Retype the records that come next, word for word.
[RECORD SET — start]
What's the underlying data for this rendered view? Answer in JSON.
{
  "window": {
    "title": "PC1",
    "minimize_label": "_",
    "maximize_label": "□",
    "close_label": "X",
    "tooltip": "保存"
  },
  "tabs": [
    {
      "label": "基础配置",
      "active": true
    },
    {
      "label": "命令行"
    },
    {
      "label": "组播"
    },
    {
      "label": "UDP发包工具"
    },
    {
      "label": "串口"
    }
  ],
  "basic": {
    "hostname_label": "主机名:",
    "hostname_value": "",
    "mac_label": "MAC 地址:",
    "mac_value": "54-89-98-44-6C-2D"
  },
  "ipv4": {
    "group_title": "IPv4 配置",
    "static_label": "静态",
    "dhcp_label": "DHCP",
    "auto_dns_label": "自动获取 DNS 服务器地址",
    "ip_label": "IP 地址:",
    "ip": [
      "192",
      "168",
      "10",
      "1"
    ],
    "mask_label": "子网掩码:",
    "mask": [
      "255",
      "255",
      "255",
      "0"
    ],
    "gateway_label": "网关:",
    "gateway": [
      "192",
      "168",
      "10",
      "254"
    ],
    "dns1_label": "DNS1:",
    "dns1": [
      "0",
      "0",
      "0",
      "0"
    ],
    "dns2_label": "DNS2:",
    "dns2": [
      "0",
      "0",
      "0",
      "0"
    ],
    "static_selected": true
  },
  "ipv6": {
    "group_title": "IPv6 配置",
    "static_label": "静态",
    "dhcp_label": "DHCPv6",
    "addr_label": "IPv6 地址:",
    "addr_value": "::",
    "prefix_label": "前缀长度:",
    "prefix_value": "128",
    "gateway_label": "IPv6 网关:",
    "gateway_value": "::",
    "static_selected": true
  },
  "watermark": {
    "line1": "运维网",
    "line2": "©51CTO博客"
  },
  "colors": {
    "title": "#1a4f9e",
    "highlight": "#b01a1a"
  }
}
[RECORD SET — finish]
→ **RESULT OF THE EXERCISE**:
What's the underlying data for this rendered view? Answer in JSON.
{
  "window": {
    "title": "PC1",
    "minimize_label": "_",
    "maximize_label": "□",
    "close_label": "X",
    "tooltip": "保存"
  },
  "tabs": [
    {
      "label": "基础配置",
      "active": true
    },
    {
      "label": "命令行"
    },
    {
      "label": "组播"
    },
    {
      "label": "UDP发包工具"
    },
    {
      "label": "串口"
    }
  ],
  "basic": {
    "hostname_label": "主机名:",
    "hostname_value": "",
    "mac_label": "MAC 地址:",
    "mac_value": "54-89-98-44-6C-2D"
  },
  "ipv4": {
    "group_title": "IPv4 配置",
    "static_label": "静态",
    "dhcp_label": "DHCP",
    "auto_dns_label": "自动获取 DNS 服务器地址",
    "ip_label": "IP 地址:",
    "ip": [
      "192",
      "168",
      "10",
      "1"
    ],
    "mask_label": "子网掩码:",
    "mask": [
      "255",
      "255",
      "255",
      "0"
    ],
    "gateway_label": "网关:",
    "gateway": [
      "192",
      "168",
      "10",
      "254"
    ],
    "dns1_label": "DNS1:",
    "dns1": [
      "0",
      "0",
      "0",
      "0"
    ],
    "dns2_label": "DNS2:",
    "dns2": [
      "0",
      "0",
      "0",
      "0"
    ],
    "static_selected": true
  },
  "ipv6": {
    "group_title": "IPv6 配置",
    "static_label": "静态",
    "dhcp_label": "DHCPv6",
    "addr_label": "IPv6 地址:",
    "addr_value": "::",
    "prefix_label": "前缀长度:",
    "prefix_value": "128",
    "gateway_label": "IPv6 网关:",
    "gateway_value": "::",
    "static_selected": true
  },
  "watermark": {
    "line1": "运维网",
    "line2": "©51CTO博客"
  },
  "colors": {
    "title": "#1a4f9e",
    "highlight": "#b01a1a"
  }
}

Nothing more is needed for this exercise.